+++ DATA IN THIS EXERCISE +++
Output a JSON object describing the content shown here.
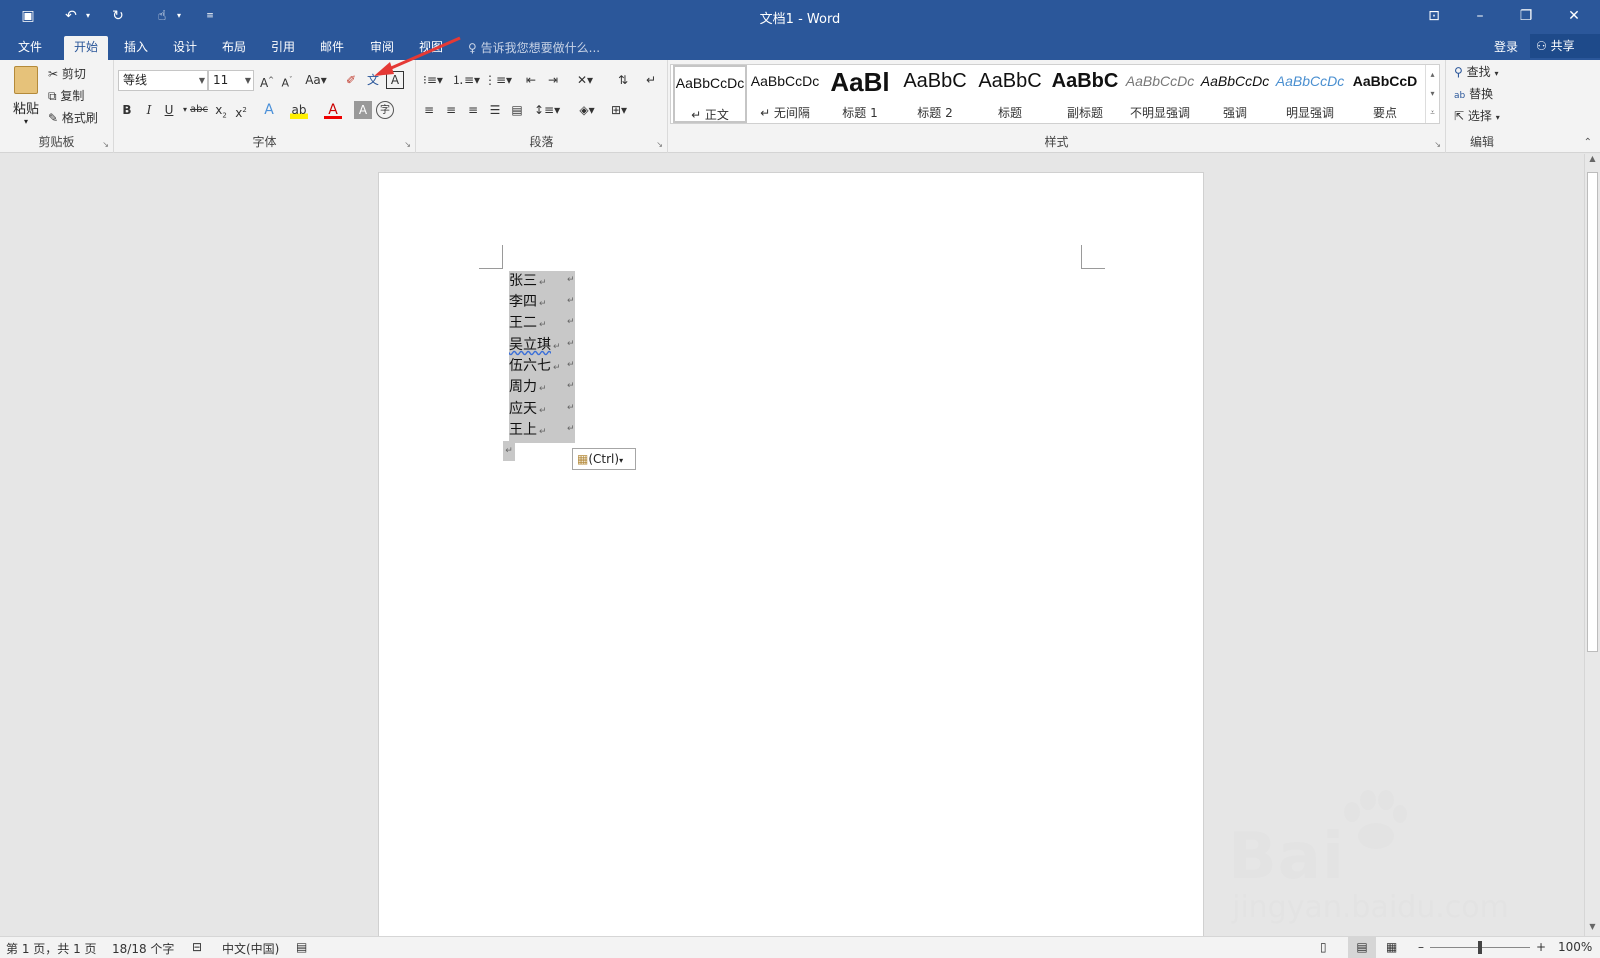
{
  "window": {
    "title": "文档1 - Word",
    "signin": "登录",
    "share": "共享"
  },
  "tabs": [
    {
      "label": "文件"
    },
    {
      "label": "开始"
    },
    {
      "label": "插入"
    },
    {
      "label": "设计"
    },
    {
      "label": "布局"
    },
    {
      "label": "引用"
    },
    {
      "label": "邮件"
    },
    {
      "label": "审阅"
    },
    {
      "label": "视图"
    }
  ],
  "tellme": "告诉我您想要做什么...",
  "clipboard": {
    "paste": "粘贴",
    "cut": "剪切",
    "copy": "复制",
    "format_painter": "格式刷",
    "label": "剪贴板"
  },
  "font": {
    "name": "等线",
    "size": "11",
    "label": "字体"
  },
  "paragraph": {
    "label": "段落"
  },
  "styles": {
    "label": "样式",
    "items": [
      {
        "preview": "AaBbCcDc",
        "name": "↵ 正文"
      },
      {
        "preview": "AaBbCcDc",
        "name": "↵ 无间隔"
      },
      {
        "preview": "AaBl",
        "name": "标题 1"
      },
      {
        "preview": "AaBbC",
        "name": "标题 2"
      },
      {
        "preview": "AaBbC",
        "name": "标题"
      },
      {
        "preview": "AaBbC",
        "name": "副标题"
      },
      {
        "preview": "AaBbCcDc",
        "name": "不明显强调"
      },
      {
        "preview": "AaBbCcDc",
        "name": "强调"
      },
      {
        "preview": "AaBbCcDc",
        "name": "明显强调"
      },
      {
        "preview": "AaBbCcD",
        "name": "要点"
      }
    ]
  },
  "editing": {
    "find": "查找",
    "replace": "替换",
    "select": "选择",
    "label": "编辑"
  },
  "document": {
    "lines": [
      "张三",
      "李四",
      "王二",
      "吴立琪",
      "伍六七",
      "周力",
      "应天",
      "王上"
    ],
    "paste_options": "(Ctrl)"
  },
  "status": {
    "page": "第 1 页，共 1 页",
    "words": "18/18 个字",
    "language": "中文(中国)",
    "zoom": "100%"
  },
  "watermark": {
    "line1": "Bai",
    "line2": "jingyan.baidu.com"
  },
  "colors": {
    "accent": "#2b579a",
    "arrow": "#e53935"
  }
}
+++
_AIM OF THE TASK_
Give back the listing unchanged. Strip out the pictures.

_EXERCISE RESULT_
Output a JSON object describing the content shown here.
{
  "window": {
    "title": "文档1 - Word",
    "signin": "登录",
    "share": "共享"
  },
  "tabs": [
    {
      "label": "文件"
    },
    {
      "label": "开始"
    },
    {
      "label": "插入"
    },
    {
      "label": "设计"
    },
    {
      "label": "布局"
    },
    {
      "label": "引用"
    },
    {
      "label": "邮件"
    },
    {
      "label": "审阅"
    },
    {
      "label": "视图"
    }
  ],
  "tellme": "告诉我您想要做什么...",
  "clipboard": {
    "paste": "粘贴",
    "cut": "剪切",
    "copy": "复制",
    "format_painter": "格式刷",
    "label": "剪贴板"
  },
  "font": {
    "name": "等线",
    "size": "11",
    "label": "字体"
  },
  "paragraph": {
    "label": "段落"
  },
  "styles": {
    "label": "样式",
    "items": [
      {
        "preview": "AaBbCcDc",
        "name": "↵ 正文"
      },
      {
        "preview": "AaBbCcDc",
        "name": "↵ 无间隔"
      },
      {
        "preview": "AaBl",
        "name": "标题 1"
      },
      {
        "preview": "AaBbC",
        "name": "标题 2"
      },
      {
        "preview": "AaBbC",
        "name": "标题"
      },
      {
        "preview": "AaBbC",
        "name": "副标题"
      },
      {
        "preview": "AaBbCcDc",
        "name": "不明显强调"
      },
      {
        "preview": "AaBbCcDc",
        "name": "强调"
      },
      {
        "preview": "AaBbCcDc",
        "name": "明显强调"
      },
      {
        "preview": "AaBbCcD",
        "name": "要点"
      }
    ]
  },
  "editing": {
    "find": "查找",
    "replace": "替换",
    "select": "选择",
    "label": "编辑"
  },
  "document": {
    "lines": [
      "张三",
      "李四",
      "王二",
      "吴立琪",
      "伍六七",
      "周力",
      "应天",
      "王上"
    ],
    "paste_options": "(Ctrl)"
  },
  "status": {
    "page": "第 1 页，共 1 页",
    "words": "18/18 个字",
    "language": "中文(中国)",
    "zoom": "100%"
  },
  "watermark": {
    "line1": "Bai",
    "line2": "jingyan.baidu.com"
  },
  "colors": {
    "accent": "#2b579a",
    "arrow": "#e53935"
  }
}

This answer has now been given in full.